### Required action
Locate each line below that includes "icon" and reproduce it.

>>>>

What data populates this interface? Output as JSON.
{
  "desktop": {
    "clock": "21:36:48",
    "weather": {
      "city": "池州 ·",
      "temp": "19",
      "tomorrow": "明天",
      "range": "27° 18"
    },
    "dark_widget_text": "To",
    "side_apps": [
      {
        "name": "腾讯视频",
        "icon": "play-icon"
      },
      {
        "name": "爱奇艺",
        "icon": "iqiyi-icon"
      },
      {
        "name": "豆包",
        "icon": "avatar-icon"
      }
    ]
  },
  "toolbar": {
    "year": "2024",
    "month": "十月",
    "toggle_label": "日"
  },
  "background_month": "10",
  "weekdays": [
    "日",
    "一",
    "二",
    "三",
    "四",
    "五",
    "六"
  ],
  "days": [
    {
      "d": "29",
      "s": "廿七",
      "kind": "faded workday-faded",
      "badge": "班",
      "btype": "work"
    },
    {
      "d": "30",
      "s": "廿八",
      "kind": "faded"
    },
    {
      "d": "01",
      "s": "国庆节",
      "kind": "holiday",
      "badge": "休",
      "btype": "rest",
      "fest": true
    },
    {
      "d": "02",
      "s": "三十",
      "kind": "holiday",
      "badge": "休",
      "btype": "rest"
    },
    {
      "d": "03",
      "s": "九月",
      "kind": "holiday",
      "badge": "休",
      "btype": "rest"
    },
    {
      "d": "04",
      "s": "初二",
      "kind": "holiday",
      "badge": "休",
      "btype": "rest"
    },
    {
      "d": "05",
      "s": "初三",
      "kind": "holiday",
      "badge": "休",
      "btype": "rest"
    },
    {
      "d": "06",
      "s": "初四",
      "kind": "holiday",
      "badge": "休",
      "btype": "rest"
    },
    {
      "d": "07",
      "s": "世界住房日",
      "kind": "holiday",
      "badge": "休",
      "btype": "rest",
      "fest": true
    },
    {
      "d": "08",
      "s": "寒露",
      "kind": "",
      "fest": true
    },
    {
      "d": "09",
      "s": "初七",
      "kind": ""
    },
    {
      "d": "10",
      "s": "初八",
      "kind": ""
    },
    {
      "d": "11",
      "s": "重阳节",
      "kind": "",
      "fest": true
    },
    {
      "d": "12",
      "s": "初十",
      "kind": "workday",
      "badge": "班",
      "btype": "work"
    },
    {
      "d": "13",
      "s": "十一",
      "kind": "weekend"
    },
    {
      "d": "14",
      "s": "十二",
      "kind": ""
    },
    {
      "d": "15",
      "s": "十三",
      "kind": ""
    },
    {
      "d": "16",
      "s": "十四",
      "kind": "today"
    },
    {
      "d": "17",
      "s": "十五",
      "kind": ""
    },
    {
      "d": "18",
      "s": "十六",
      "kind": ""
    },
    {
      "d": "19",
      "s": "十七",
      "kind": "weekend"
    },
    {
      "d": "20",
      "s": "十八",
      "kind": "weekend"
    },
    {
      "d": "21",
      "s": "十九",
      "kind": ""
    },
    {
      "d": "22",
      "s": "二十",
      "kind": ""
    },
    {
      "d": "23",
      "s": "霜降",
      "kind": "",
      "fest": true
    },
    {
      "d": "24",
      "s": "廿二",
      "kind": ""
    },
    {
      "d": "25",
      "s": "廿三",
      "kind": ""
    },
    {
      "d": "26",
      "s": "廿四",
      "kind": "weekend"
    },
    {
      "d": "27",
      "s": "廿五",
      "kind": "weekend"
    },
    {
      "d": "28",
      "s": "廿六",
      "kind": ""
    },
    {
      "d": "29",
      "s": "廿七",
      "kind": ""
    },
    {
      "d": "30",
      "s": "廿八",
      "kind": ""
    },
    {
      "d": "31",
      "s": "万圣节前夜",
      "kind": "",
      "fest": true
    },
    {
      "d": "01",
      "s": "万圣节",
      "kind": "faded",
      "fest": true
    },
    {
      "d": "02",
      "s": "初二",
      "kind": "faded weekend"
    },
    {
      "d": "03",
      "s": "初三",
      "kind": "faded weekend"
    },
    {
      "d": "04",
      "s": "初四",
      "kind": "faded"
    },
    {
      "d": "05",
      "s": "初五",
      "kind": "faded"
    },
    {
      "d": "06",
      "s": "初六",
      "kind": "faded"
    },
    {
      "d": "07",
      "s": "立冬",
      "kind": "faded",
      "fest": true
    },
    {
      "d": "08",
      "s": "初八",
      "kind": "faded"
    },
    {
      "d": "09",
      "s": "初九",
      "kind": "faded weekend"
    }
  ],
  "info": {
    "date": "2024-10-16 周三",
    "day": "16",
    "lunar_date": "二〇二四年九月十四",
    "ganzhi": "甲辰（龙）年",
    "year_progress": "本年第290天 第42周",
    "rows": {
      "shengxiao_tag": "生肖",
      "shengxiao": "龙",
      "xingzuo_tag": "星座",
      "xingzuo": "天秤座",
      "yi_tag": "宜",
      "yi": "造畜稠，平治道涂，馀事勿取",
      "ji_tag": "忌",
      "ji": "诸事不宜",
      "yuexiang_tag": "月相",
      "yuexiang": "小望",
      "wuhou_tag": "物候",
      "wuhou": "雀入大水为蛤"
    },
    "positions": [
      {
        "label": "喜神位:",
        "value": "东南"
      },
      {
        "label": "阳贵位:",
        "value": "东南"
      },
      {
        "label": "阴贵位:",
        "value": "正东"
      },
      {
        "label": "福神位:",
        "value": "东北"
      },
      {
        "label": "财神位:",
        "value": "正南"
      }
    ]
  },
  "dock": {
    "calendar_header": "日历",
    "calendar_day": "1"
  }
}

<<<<

### Result of this task
        "icon": "play-icon"
        "icon": "iqiyi-icon"
        "icon": "avatar-icon"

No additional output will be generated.